The historic announcement made by President Barack Obama on suspending the deportation of eligible young undocumented immigrants and granting them work permits, has triggered both: severe criticism, and enthusiastic support.
Rep. Steve King (R-Iowa) said Friday that he will sue the Obama administration to halt implementation of its new immigration decree.
“I’m prepared to bring a suit and seek a court order to stop implementation of this policy,” King said on a radio interview with former Arkansas governor Mike Huckabee.
Presidential candidate Mitt Romney called the measure a ‘short-term fix,’ although, for the first time, he also sent some signs of support for legislation that would allow some illegal immigrants to temporarily stay in the country.
"I believe the status of young people who come here through no fault of their own is an important matter to be considered and should be solved on a long-term basis so they know what their future would be in this country," Romney said in a campaign stop at Milford, New Hampshire.

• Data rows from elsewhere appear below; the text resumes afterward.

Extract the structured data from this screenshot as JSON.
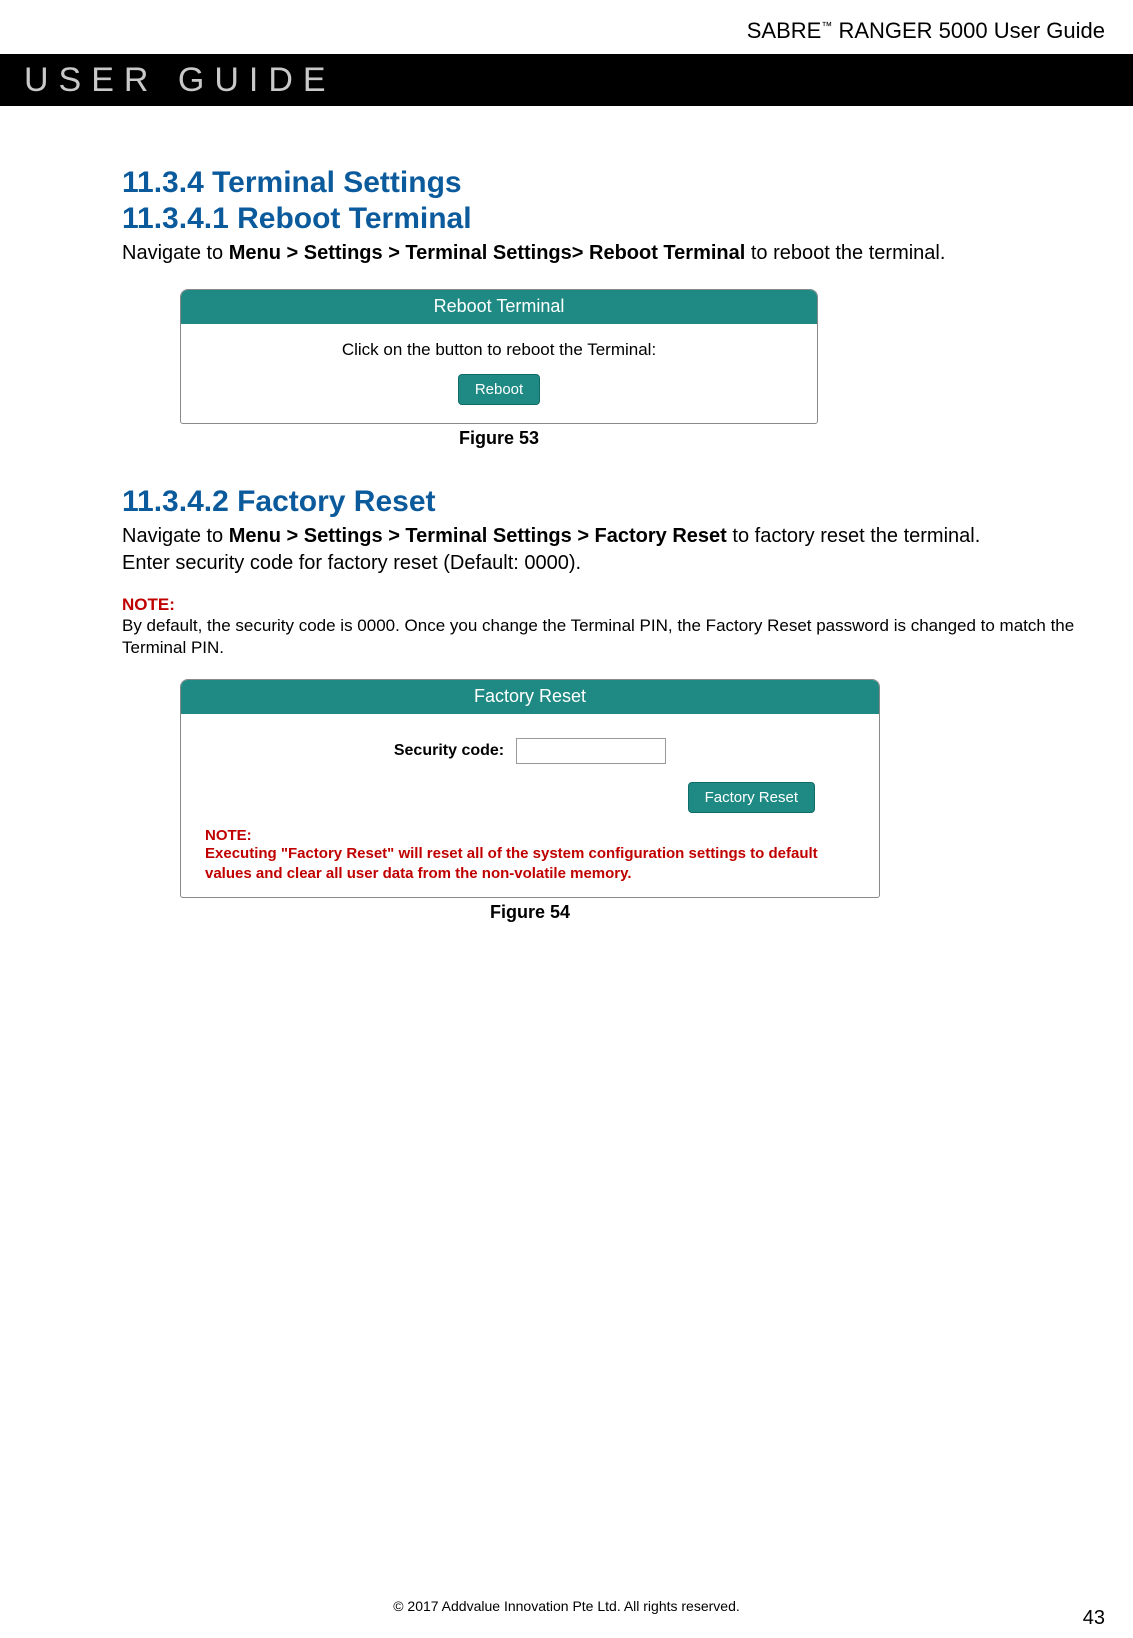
{
  "doc_header": {
    "product_prefix": "SABRE",
    "tm": "™",
    "product_suffix": " RANGER 5000 User Guide"
  },
  "banner": {
    "title": "USER GUIDE"
  },
  "section1": {
    "heading": "11.3.4 Terminal Settings",
    "sub_heading": "11.3.4.1 Reboot Terminal",
    "nav_prefix": "Navigate to ",
    "nav_bold": "Menu > Settings > Terminal Settings> Reboot Terminal",
    "nav_suffix": " to reboot the terminal."
  },
  "panel_reboot": {
    "title": "Reboot Terminal",
    "message": "Click on the button to reboot the Terminal:",
    "button": "Reboot",
    "caption": "Figure 53"
  },
  "section2": {
    "sub_heading": "11.3.4.2 Factory Reset",
    "nav_prefix": "Navigate to ",
    "nav_bold": "Menu > Settings > Terminal Settings > Factory Reset",
    "nav_suffix": " to factory reset the terminal.",
    "line2": "Enter security code for factory reset (Default: 0000)."
  },
  "note_outer": {
    "label": "NOTE:",
    "text": "By default, the security code is 0000. Once you change the Terminal PIN, the Factory Reset password is changed to match the Terminal PIN."
  },
  "panel_factory": {
    "title": "Factory Reset",
    "sec_label": "Security code:",
    "button": "Factory Reset",
    "note_title": "NOTE:",
    "note_body": "Executing \"Factory Reset\" will reset all of the system configuration settings to default values and clear all user data from the non-volatile memory.",
    "caption": "Figure 54"
  },
  "footer": {
    "copyright": "© 2017 Addvalue Innovation Pte Ltd. All rights reserved.",
    "page_number": "43"
  }
}
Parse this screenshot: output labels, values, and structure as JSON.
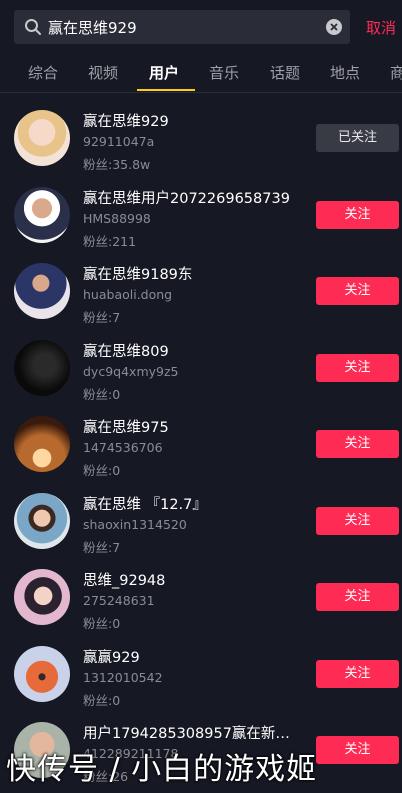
{
  "search": {
    "query": "赢在思维929",
    "cancel_label": "取消"
  },
  "tabs": [
    {
      "label": "综合"
    },
    {
      "label": "视频"
    },
    {
      "label": "用户"
    },
    {
      "label": "音乐"
    },
    {
      "label": "话题"
    },
    {
      "label": "地点"
    },
    {
      "label": "商"
    }
  ],
  "active_tab": "用户",
  "users": [
    {
      "name": "赢在思维929",
      "id": "92911047a",
      "fans": "粉丝:35.8w",
      "button": "已关注"
    },
    {
      "name": "赢在思维用户2072269658739",
      "id": "HMS88998",
      "fans": "粉丝:211",
      "button": "关注"
    },
    {
      "name": "赢在思维9189东",
      "id": "huabaoli.dong",
      "fans": "粉丝:7",
      "button": "关注"
    },
    {
      "name": "赢在思维809",
      "id": "dyc9q4xmy9z5",
      "fans": "粉丝:0",
      "button": "关注"
    },
    {
      "name": "赢在思维975",
      "id": "1474536706",
      "fans": "粉丝:0",
      "button": "关注"
    },
    {
      "name": "赢在思维 『12.7』",
      "id": "shaoxin1314520",
      "fans": "粉丝:7",
      "button": "关注"
    },
    {
      "name": "思维_92948",
      "id": "275248631",
      "fans": "粉丝:0",
      "button": "关注"
    },
    {
      "name": "赢赢929",
      "id": "1312010542",
      "fans": "粉丝:0",
      "button": "关注"
    },
    {
      "name": "用户1794285308957赢在新…",
      "id": "412289211178",
      "fans": "粉丝:26",
      "button": "关注"
    }
  ],
  "watermark": "快传号 / 小白的游戏姬",
  "colors": {
    "background": "#161823",
    "accent": "#fe2c55",
    "tab_indicator": "#face15"
  }
}
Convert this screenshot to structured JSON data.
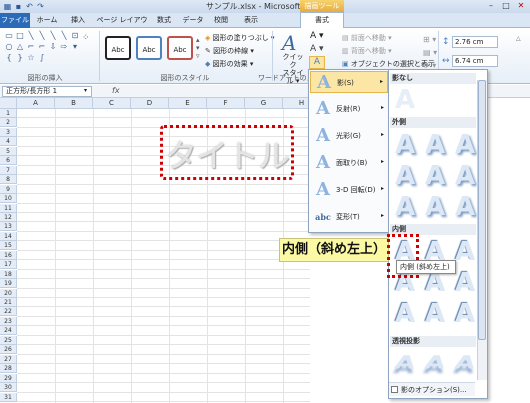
{
  "window": {
    "title": "サンプル.xlsx - Microsoft Excel",
    "context_tab_group": "描画ツール"
  },
  "tabs": [
    "ファイル",
    "ホーム",
    "挿入",
    "ページ レイアウト",
    "数式",
    "データ",
    "校閲",
    "表示",
    "書式"
  ],
  "ribbon": {
    "groups": {
      "insert_shapes": "図形の挿入",
      "shape_styles": "図形のスタイル",
      "wordart_styles": "ワードアートのスタイル"
    },
    "style_boxes": [
      "Abc",
      "Abc",
      "Abc"
    ],
    "shape_fill": "図形の塗りつぶし",
    "shape_outline": "図形の枠線",
    "shape_effects": "図形の効果",
    "quick_styles": [
      "クイック",
      "スタイル"
    ],
    "bring_forward": "前面へ移動",
    "send_backward": "背面へ移動",
    "selection_pane": "オブジェクトの選択と表示",
    "height": "2.76 cm",
    "width": "6.74 cm"
  },
  "formula_bar": {
    "name_box": "正方形/長方形 1",
    "fx": "fx"
  },
  "sheet": {
    "columns": [
      "A",
      "B",
      "C",
      "D",
      "E",
      "F",
      "G",
      "H"
    ],
    "rows": [
      "1",
      "2",
      "3",
      "4",
      "5",
      "6",
      "7",
      "8",
      "9",
      "10",
      "11",
      "12",
      "13",
      "14",
      "15",
      "16",
      "17",
      "18",
      "19",
      "20",
      "21",
      "22",
      "23",
      "24",
      "25",
      "26",
      "27",
      "28",
      "29",
      "30",
      "31"
    ],
    "shape_text": "タイトル"
  },
  "effects_menu": {
    "items": [
      {
        "label": "影(S)",
        "icon": "A"
      },
      {
        "label": "反射(R)",
        "icon": "A"
      },
      {
        "label": "光彩(G)",
        "icon": "A"
      },
      {
        "label": "面取り(B)",
        "icon": "A"
      },
      {
        "label": "3-D 回転(D)",
        "icon": "A"
      },
      {
        "label": "変形(T)",
        "icon": "abc"
      }
    ]
  },
  "gallery": {
    "sections": [
      "影なし",
      "外側",
      "内側",
      "透視投影"
    ],
    "glyph": "A",
    "shadow_options": "影のオプション(S)..."
  },
  "callout": "内側（斜め左上）",
  "tooltip": "内側 (斜め左上)"
}
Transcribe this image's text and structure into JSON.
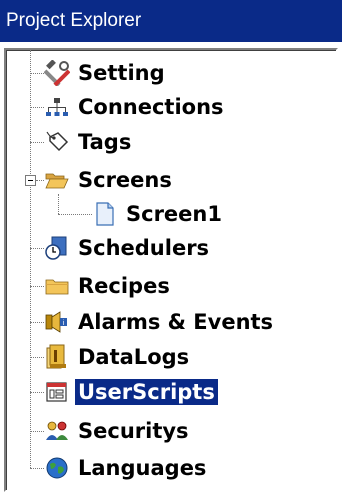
{
  "window": {
    "title": "Project Explorer"
  },
  "tree": {
    "items": [
      {
        "label": "Setting",
        "icon": "tools-icon",
        "selected": false
      },
      {
        "label": "Connections",
        "icon": "network-icon",
        "selected": false
      },
      {
        "label": "Tags",
        "icon": "tag-icon",
        "selected": false
      },
      {
        "label": "Screens",
        "icon": "open-folder-icon",
        "selected": false,
        "expanded": true,
        "children": [
          {
            "label": "Screen1",
            "icon": "document-icon",
            "selected": false
          }
        ]
      },
      {
        "label": "Schedulers",
        "icon": "scheduler-clock-icon",
        "selected": false
      },
      {
        "label": "Recipes",
        "icon": "folder-icon",
        "selected": false
      },
      {
        "label": "Alarms & Events",
        "icon": "alarm-icon",
        "selected": false
      },
      {
        "label": "DataLogs",
        "icon": "datalog-icon",
        "selected": false
      },
      {
        "label": "UserScripts",
        "icon": "script-icon",
        "selected": true
      },
      {
        "label": "Securitys",
        "icon": "users-icon",
        "selected": false
      },
      {
        "label": "Languages",
        "icon": "globe-icon",
        "selected": false
      }
    ]
  },
  "colors": {
    "title_bar": "#0a2a88",
    "selection": "#0a2a88"
  }
}
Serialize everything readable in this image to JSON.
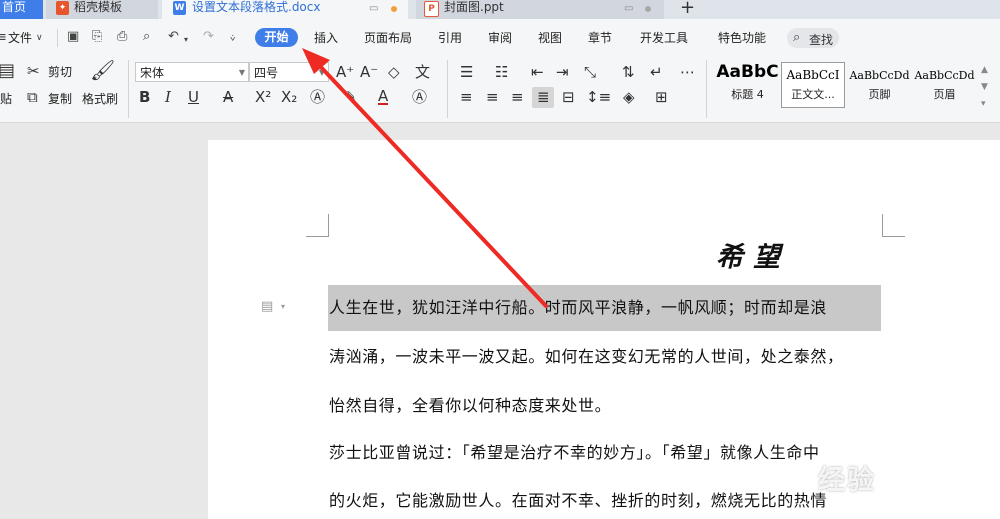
{
  "tabs": [
    {
      "label": "首页"
    },
    {
      "label": "稻壳模板"
    },
    {
      "label": "设置文本段落格式.docx"
    },
    {
      "label": "封面图.ppt"
    }
  ],
  "new_tab_symbol": "+",
  "menu": {
    "file_label": "文件",
    "items": [
      "开始",
      "插入",
      "页面布局",
      "引用",
      "审阅",
      "视图",
      "章节",
      "开发工具",
      "特色功能"
    ],
    "search_label": "查找"
  },
  "ribbon": {
    "cut_label": "剪切",
    "copy_label": "复制",
    "paste_label": "贴",
    "format_painter_label": "格式刷",
    "font_name": "宋体",
    "font_size": "四号"
  },
  "styles": [
    {
      "sample": "AaBbC",
      "name": "标题 4"
    },
    {
      "sample": "AaBbCcI",
      "name": "正文文..."
    },
    {
      "sample": "AaBbCcDd",
      "name": "页脚"
    },
    {
      "sample": "AaBbCcDd",
      "name": "页眉"
    }
  ],
  "document": {
    "title": "希望",
    "lines": [
      "人生在世，犹如汪洋中行船。时而风平浪静，一帆风顺；时而却是浪",
      "涛汹涌，一波未平一波又起。如何在这变幻无常的人世间，处之泰然，",
      "怡然自得，全看你以何种态度来处世。",
      "莎士比亚曾说过：「希望是治疗不幸的妙方」。「希望」就像人生命中",
      "的火炬，它能激励世人。在面对不幸、挫折的时刻，燃烧无比的热情"
    ]
  },
  "watermark_text": "经验",
  "colors": {
    "accent": "#3f7ee8",
    "arrow": "#ee2a24",
    "selection": "#c8c8c8"
  }
}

The Coalition for Humane Immigrant Rights of Los Angeles (CHIRLA,) welcomed the immigration policy move.
“We knew you could, Mr. President. Americans will look back on this day with pride and joy when they allowed these young people to fully contribute to the growth, prosperity, and strength of our great nation,” said Angelica Salas, CHIRLA’s Executive Director.
Also in Los Angeles, Immigrant students and supporters rallied to celebrate the Obama administration decision.
“Today we see a major shift in the Obama Administration's commitment towards civil rights and social justice for immigrant families and undocumented youth. President Obama is finally delivering part of the hope he promised during his presidential campaign by granting administrative relief to undocumented youth,” said Justino Mora, Dream (Act) campaign student leader.
With the clock ticking for Election Day, analysts say Obama utilized his executive powers authorizing the measure, bypassing Congress, as an attempt to attract the indecisive vote within the immigrant electorate.
The immigration policy change is expected to benefit at least 800,000 people. U.S. Department of Homeland Security (DHS) issued a press release stating that applicants will be granted the two-year stay under certain conditions.
•Any foreign-born children who came to the U.S. age 16 years or younger and who have continuously resided in the United States for at least five years
•They must not have been convicted of a felony offense or of multiple misdemeanor offenses or pose a threat to national security
•The policy extends to those in school, or high school graduates, or those with a GED or equivalent, or have been in military service with an honorable discharge
•Cannot be above the age of 30
Part of the statement reads, “DHS cannot provide any assurance that all such requests will be granted.” The release also says that although “this guidance takes effect immediately, USCIS and ICE expect to begin implementation of the application processes within sixty days.”